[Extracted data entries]
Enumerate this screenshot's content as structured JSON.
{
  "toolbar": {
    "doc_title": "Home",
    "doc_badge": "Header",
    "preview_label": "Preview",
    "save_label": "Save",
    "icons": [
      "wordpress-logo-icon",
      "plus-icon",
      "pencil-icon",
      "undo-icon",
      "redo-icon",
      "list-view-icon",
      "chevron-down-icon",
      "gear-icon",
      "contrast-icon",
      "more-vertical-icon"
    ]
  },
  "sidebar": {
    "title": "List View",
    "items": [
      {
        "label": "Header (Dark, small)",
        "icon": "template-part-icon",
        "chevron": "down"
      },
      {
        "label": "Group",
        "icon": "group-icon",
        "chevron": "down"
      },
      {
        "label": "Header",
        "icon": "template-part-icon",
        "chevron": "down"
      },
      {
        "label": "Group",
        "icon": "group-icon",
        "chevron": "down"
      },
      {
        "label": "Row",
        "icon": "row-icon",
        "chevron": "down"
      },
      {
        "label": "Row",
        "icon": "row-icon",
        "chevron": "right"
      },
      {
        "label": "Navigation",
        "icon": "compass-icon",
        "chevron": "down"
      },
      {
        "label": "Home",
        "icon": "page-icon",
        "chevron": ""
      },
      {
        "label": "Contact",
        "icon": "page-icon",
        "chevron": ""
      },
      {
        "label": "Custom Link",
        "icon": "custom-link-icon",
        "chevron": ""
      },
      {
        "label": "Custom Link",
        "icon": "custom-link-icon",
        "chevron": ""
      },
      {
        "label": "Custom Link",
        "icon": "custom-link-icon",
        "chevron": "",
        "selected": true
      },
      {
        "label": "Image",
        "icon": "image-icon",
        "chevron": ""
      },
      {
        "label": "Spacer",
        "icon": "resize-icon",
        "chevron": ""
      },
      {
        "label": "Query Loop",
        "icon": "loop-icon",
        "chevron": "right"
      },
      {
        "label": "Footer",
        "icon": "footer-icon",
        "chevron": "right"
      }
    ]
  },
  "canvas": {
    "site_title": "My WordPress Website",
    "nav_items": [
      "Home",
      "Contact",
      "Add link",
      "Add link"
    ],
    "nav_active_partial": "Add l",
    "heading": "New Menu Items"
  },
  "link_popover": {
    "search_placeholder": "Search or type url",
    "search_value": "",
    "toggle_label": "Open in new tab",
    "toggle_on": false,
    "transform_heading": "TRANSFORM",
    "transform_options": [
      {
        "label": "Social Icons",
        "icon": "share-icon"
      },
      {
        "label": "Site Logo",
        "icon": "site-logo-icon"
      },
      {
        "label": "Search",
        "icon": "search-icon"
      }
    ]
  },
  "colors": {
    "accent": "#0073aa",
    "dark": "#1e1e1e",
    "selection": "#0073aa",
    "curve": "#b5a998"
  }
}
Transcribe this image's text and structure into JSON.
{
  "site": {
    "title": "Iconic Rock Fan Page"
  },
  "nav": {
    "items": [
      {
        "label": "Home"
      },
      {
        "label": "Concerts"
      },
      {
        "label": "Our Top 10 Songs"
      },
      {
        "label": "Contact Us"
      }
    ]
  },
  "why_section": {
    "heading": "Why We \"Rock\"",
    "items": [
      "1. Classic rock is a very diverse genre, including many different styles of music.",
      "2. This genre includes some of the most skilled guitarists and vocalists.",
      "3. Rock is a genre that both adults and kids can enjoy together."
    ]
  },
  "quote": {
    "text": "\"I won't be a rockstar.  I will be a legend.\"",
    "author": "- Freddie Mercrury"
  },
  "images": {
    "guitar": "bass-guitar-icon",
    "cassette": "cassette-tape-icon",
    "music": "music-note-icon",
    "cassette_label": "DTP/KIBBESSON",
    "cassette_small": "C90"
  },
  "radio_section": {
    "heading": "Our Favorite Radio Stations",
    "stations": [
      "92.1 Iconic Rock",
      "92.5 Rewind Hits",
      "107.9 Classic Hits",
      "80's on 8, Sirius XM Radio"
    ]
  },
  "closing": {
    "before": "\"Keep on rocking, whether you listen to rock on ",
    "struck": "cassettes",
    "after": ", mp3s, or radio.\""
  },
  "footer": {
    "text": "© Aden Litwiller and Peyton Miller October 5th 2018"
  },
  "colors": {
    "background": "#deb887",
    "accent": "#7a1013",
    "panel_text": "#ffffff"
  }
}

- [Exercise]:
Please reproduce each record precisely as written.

- [Written answer]:
Enumerate this screenshot's content as structured JSON.
{
  "toolbar": {
    "doc_title": "Home",
    "doc_badge": "Header",
    "preview_label": "Preview",
    "save_label": "Save",
    "icons": [
      "wordpress-logo-icon",
      "plus-icon",
      "pencil-icon",
      "undo-icon",
      "redo-icon",
      "list-view-icon",
      "chevron-down-icon",
      "gear-icon",
      "contrast-icon",
      "more-vertical-icon"
    ]
  },
  "sidebar": {
    "title": "List View",
    "items": [
      {
        "label": "Header (Dark, small)",
        "icon": "template-part-icon",
        "chevron": "down"
      },
      {
        "label": "Group",
        "icon": "group-icon",
        "chevron": "down"
      },
      {
        "label": "Header",
        "icon": "template-part-icon",
        "chevron": "down"
      },
      {
        "label": "Group",
        "icon": "group-icon",
        "chevron": "down"
      },
      {
        "label": "Row",
        "icon": "row-icon",
        "chevron": "down"
      },
      {
        "label": "Row",
        "icon": "row-icon",
        "chevron": "right"
      },
      {
        "label": "Navigation",
        "icon": "compass-icon",
        "chevron": "down"
      },
      {
        "label": "Home",
        "icon": "page-icon",
        "chevron": ""
      },
      {
        "label": "Contact",
        "icon": "page-icon",
        "chevron": ""
      },
      {
        "label": "Custom Link",
        "icon": "custom-link-icon",
        "chevron": ""
      },
      {
        "label": "Custom Link",
        "icon": "custom-link-icon",
        "chevron": ""
      },
      {
        "label": "Custom Link",
        "icon": "custom-link-icon",
        "chevron": "",
        "selected": true
      },
      {
        "label": "Image",
        "icon": "image-icon",
        "chevron": ""
      },
      {
        "label": "Spacer",
        "icon": "resize-icon",
        "chevron": ""
      },
      {
        "label": "Query Loop",
        "icon": "loop-icon",
        "chevron": "right"
      },
      {
        "label": "Footer",
        "icon": "footer-icon",
        "chevron": "right"
      }
    ]
  },
  "canvas": {
    "site_title": "My WordPress Website",
    "nav_items": [
      "Home",
      "Contact",
      "Add link",
      "Add link"
    ],
    "nav_active_partial": "Add l",
    "heading": "New Menu Items"
  },
  "link_popover": {
    "search_placeholder": "Search or type url",
    "search_value": "",
    "toggle_label": "Open in new tab",
    "toggle_on": false,
    "transform_heading": "TRANSFORM",
    "transform_options": [
      {
        "label": "Social Icons",
        "icon": "share-icon"
      },
      {
        "label": "Site Logo",
        "icon": "site-logo-icon"
      },
      {
        "label": "Search",
        "icon": "search-icon"
      }
    ]
  },
  "colors": {
    "accent": "#0073aa",
    "dark": "#1e1e1e",
    "selection": "#0073aa",
    "curve": "#b5a998"
  }
}
Transcribe this image's text and structure into JSON.
{
  "site": {
    "title": "Iconic Rock Fan Page"
  },
  "nav": {
    "items": [
      {
        "label": "Home"
      },
      {
        "label": "Concerts"
      },
      {
        "label": "Our Top 10 Songs"
      },
      {
        "label": "Contact Us"
      }
    ]
  },
  "why_section": {
    "heading": "Why We \"Rock\"",
    "items": [
      "1. Classic rock is a very diverse genre, including many different styles of music.",
      "2. This genre includes some of the most skilled guitarists and vocalists.",
      "3. Rock is a genre that both adults and kids can enjoy together."
    ]
  },
  "quote": {
    "text": "\"I won't be a rockstar.  I will be a legend.\"",
    "author": "- Freddie Mercrury"
  },
  "images": {
    "guitar": "bass-guitar-icon",
    "cassette": "cassette-tape-icon",
    "music": "music-note-icon",
    "cassette_label": "DTP/KIBBESSON",
    "cassette_small": "C90"
  },
  "radio_section": {
    "heading": "Our Favorite Radio Stations",
    "stations": [
      "92.1 Iconic Rock",
      "92.5 Rewind Hits",
      "107.9 Classic Hits",
      "80's on 8, Sirius XM Radio"
    ]
  },
  "closing": {
    "before": "\"Keep on rocking, whether you listen to rock on ",
    "struck": "cassettes",
    "after": ", mp3s, or radio.\""
  },
  "footer": {
    "text": "© Aden Litwiller and Peyton Miller October 5th 2018"
  },
  "colors": {
    "background": "#deb887",
    "accent": "#7a1013",
    "panel_text": "#ffffff"
  }
}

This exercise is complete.